Records below:

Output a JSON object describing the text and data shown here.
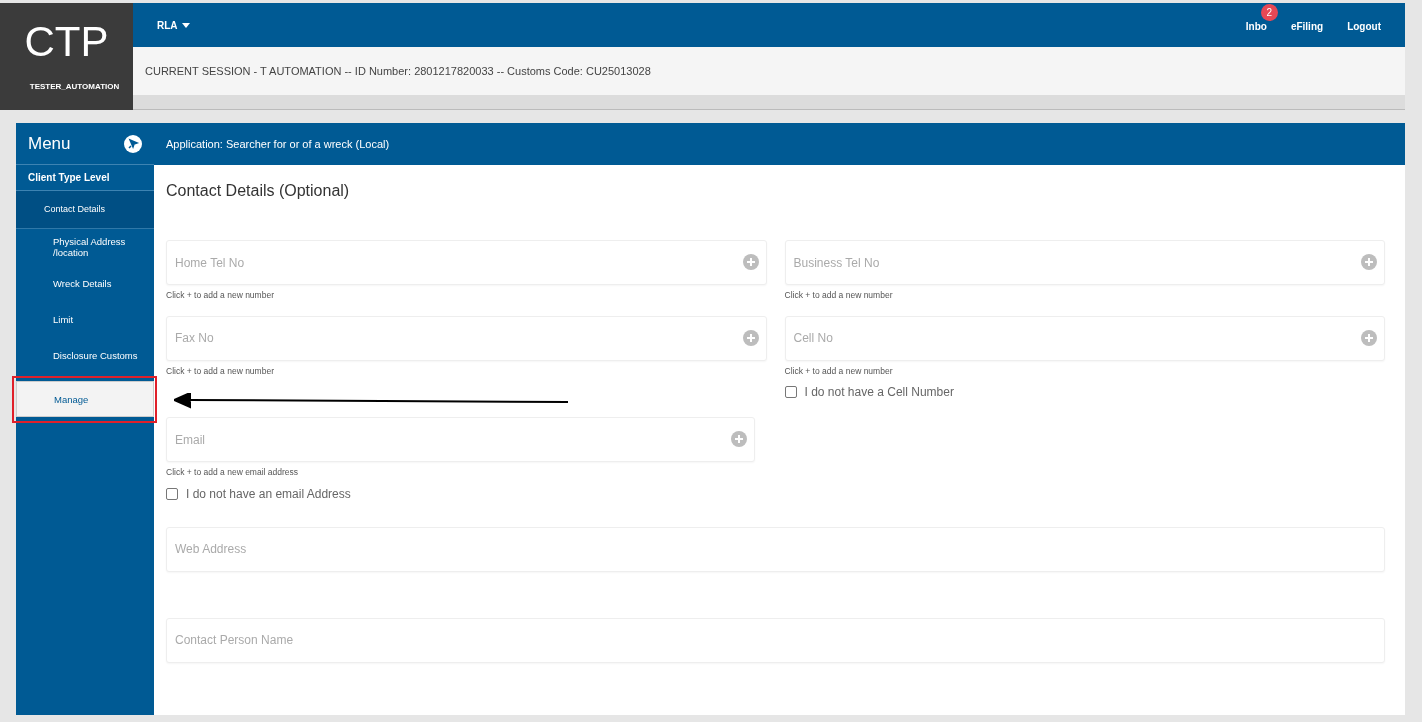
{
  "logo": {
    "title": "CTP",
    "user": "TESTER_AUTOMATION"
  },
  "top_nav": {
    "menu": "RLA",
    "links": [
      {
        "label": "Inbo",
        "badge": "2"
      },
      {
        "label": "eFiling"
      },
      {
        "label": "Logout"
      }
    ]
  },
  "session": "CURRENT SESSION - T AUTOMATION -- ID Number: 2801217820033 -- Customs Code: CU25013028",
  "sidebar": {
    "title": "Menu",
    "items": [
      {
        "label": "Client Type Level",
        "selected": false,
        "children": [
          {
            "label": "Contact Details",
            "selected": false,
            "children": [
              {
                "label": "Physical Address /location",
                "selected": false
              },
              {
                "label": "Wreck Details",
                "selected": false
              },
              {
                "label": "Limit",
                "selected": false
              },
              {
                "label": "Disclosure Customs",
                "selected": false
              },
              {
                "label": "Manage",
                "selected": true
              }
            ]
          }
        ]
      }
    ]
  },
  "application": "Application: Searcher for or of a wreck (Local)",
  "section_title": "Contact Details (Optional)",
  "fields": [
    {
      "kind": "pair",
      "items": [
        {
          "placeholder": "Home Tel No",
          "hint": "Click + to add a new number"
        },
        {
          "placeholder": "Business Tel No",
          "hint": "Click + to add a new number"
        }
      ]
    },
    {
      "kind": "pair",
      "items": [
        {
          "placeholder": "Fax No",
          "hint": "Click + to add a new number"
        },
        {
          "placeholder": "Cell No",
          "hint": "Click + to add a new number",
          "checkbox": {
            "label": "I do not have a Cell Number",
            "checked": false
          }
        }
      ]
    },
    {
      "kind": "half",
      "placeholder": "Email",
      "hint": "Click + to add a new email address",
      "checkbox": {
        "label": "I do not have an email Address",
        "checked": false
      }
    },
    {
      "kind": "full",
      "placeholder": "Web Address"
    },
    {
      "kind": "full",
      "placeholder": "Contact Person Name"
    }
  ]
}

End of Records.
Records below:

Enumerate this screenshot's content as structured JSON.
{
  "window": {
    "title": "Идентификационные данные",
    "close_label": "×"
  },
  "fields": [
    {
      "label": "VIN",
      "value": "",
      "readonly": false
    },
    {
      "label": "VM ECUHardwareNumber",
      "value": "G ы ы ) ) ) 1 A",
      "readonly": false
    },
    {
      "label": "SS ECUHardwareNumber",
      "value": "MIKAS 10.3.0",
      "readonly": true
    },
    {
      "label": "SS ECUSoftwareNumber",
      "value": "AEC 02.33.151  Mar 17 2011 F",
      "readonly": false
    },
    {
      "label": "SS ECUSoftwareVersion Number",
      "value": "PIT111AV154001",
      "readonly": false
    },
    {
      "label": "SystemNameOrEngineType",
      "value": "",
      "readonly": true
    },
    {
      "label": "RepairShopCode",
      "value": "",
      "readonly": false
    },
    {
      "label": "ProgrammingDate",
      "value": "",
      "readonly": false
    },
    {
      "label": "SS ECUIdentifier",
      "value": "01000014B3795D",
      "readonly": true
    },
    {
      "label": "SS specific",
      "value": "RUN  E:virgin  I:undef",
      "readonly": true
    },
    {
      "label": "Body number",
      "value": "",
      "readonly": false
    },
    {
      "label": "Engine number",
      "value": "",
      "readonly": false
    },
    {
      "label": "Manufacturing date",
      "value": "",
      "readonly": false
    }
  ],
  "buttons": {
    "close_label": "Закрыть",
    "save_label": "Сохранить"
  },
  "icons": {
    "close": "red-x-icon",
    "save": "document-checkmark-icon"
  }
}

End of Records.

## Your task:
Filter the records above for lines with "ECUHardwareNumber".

## Solution for this task:
      "label": "VM ECUHardwareNumber",
      "label": "SS ECUHardwareNumber",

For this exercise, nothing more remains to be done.